Giving China permanent trading rights in the United States would not cost our people their factory jobs, Clinton administration officials assured worried members of Congress nine years ago.
"The suggestion of jobs in the U.S. being exported to China is largely, in the judgment of most who studied the issue, I think, a chimera," President Bill Clinton's treasury secretary, Lawrence Summers, testified May 11, 2000, before the House Banking Committee.
Comforted by such predictions, the Republican Congress gave Democrat Clinton his China trade bill. The great sucking sound from the People's Republic started almost immediately.
Between 2001 and 2008, about 2.3 million manufacturing jobs were lost to China, according to others "who studied the issue." In New York State, the flight involved 127,000 good-paying factory jobs.
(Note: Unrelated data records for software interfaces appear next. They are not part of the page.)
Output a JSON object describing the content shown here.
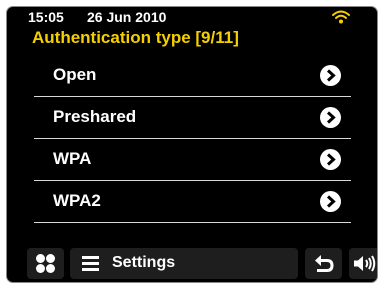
{
  "status_bar": {
    "time": "15:05",
    "date": "26 Jun 2010",
    "wifi_icon": "wifi-icon",
    "wifi_color": "#f5d000"
  },
  "title": "Authentication type [9/11]",
  "list": {
    "items": [
      {
        "label": "Open",
        "icon": "chevron-right-icon"
      },
      {
        "label": "Preshared",
        "icon": "chevron-right-icon"
      },
      {
        "label": "WPA",
        "icon": "chevron-right-icon"
      },
      {
        "label": "WPA2",
        "icon": "chevron-right-icon"
      }
    ]
  },
  "bottom_bar": {
    "menu_icon": "four-dots-menu-icon",
    "settings_icon": "hamburger-icon",
    "settings_label": "Settings",
    "back_icon": "back-arrow-icon",
    "volume_icon": "speaker-volume-icon"
  },
  "colors": {
    "background": "#000000",
    "title": "#f5d000",
    "text": "#ffffff",
    "button": "#1e1e1e",
    "divider": "#d8d8d8"
  }
}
This tragedy helped bring organized labor in the private sector to its lowest ebb since enactment of laws giving workers the right to organize and strike 75 years ago. Private-sector union membership has shrunk to less than half the 17 million union cardholders of 1970.
Despite Summers' wrong bet with other people's livelihoods, and controversial and costly investments made by Harvard University while Summers was president, he is back in the saddle in Washington.
In spite of Summers' supporting role in what some believe was one of the gravest acts of economic recklessness in our history, President Obama made Summers chairman of his council of economic advisers. Summers will have Obama's ear on whether the president will invoke trade sanctions against China's predatory actions against American tire manufacturers, and on other trade issues with China.
The decline in union membership and factory jobs is much more than a lifestyle change. It is at the heart of what triggered the dangerous slump we are in. Manufacturing, mining and agriculture had been the engines of American economic wealth, part of the steady income growth that enabled workers to send their kids to college, buy a boat, a second car and even a vacation home.
A decade ago, manufacturing provided 30 percent of our gross domestic product. It is now less than 12 percent. Within months of Clinton's signing the China trade law, factory pay flattened. By 2004, hourly and weekly wages dropped, as well as weekly hours worked. Layoffs and industrial flight plunged workers into a cycle of lower-paying jobs and part-time, irregular work.
At the same time, the nation's economic health was bolstered by consumer spending, which in turn triggered a binge of consumer borrowing. Between 2000 and 2007, households doubled their debt to $13.8 trillion.
The economy began to fall apart -- long before last fall's crash -- when our wealth-producing industries were packed up and shipped across the Pacific, when folks making $30 an hour turned to cleaning bathrooms at fast-food stores, and when mom had to work a second minimum-wage job. This slow implosion of American life began taking its toll on state and federal tax revenues four years ago; not just last year. Government tax money and household income will not return until we get a government that will fight back hard and keep fighting against underhanded trade practices like those employed by the Chinese dictatorship. Unfortunately, the Clintonites Obama hired won't fight for the restoration of our factory economy.
So they will have to be nudged by Congress. Sen. Charles E. Schumer, D-N.Y., has a bill to punish China with import taxes because it undervalues its currency. He said he will try to attach it to a bill Obama can't veto before the end of the year. Rep. Brian Higgins, D-Buffalo, a member of the Ways and Means Committee which deals with trade, is one of 60 co-sponsors of a bill similar to Schumer's.
One can only hope these bills escape from the dead zone.